- [WHAT TO DO]: Among the entries below, how many lines include the string "color"? Answer with only the number.

- [DATA SECTION]:
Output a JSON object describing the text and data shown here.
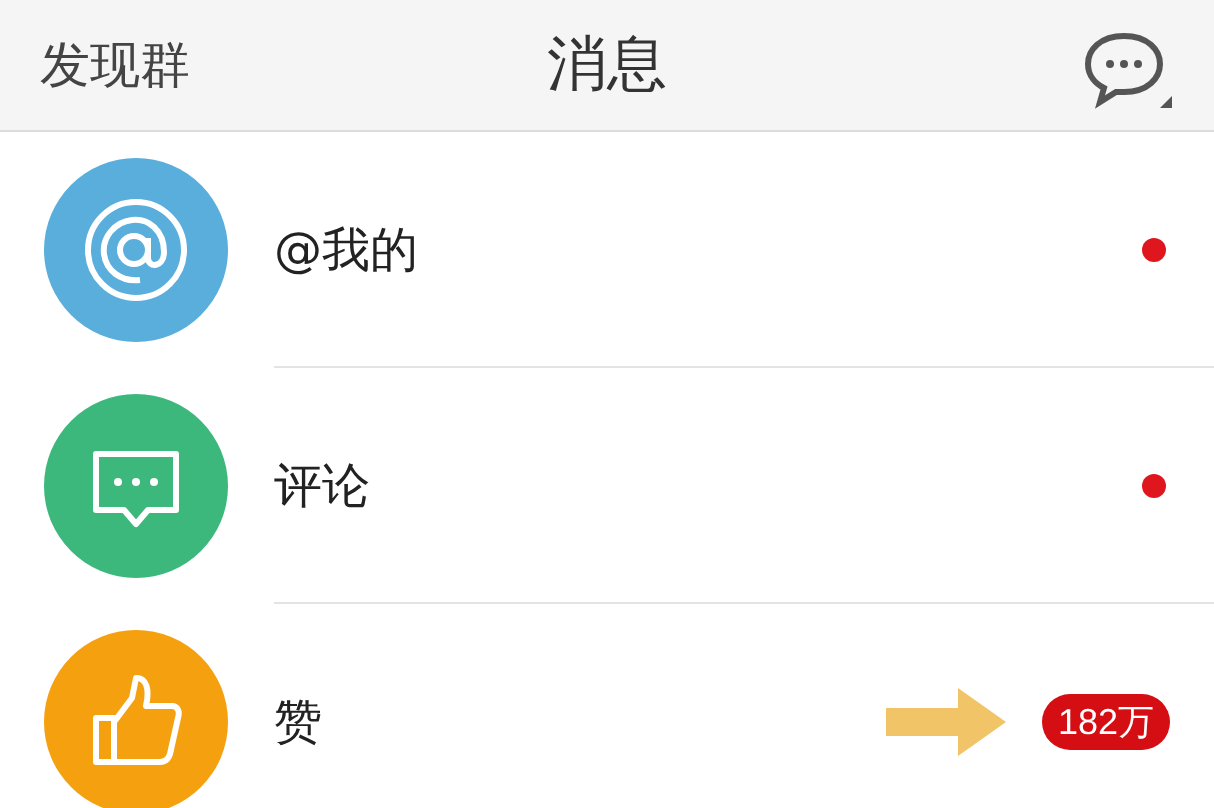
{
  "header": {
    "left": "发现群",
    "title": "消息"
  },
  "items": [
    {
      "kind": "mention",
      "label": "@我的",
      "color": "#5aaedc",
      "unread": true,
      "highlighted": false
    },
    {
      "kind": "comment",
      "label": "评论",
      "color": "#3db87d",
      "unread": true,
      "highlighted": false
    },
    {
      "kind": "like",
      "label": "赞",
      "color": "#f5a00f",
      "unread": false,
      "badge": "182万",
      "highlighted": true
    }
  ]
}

- [PROBLEM SOLUTION]: 3